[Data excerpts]

--

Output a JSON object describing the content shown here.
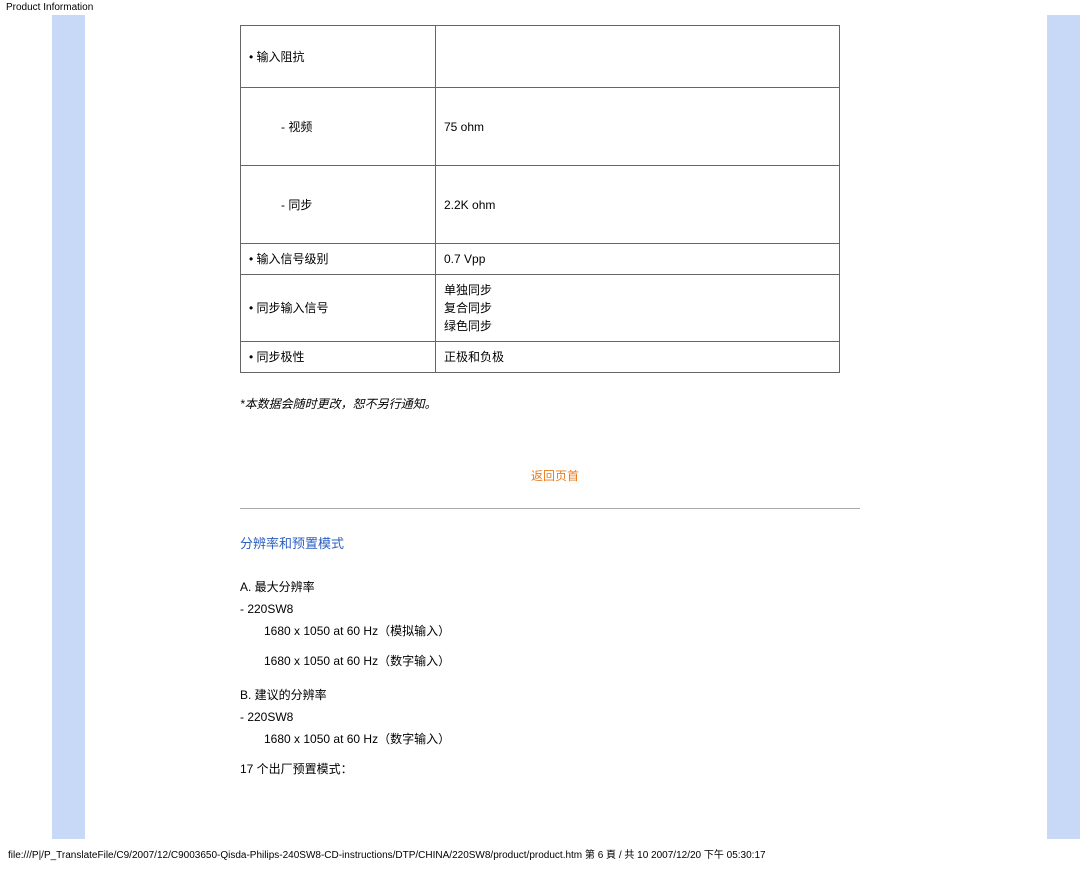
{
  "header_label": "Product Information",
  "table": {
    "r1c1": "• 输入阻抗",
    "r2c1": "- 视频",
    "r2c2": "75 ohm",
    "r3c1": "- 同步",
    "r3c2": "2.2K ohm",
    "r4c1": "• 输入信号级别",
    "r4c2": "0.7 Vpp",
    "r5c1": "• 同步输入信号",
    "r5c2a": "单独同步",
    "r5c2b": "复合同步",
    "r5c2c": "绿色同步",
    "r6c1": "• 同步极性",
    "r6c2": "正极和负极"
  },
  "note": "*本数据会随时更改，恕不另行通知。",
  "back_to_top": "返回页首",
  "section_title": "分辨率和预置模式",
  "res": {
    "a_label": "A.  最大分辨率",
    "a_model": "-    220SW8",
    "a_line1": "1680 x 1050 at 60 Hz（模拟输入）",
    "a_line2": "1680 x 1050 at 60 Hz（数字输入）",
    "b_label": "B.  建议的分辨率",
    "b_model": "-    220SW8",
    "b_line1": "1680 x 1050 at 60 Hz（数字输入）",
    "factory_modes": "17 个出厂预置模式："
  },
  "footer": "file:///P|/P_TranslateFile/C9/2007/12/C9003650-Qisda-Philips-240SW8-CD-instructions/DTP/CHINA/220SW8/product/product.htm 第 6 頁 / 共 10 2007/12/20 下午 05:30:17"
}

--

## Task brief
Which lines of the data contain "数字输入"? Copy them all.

## Response area
    "a_line2": "1680 x 1050 at 60 Hz（数字输入）",
    "b_line1": "1680 x 1050 at 60 Hz（数字输入）",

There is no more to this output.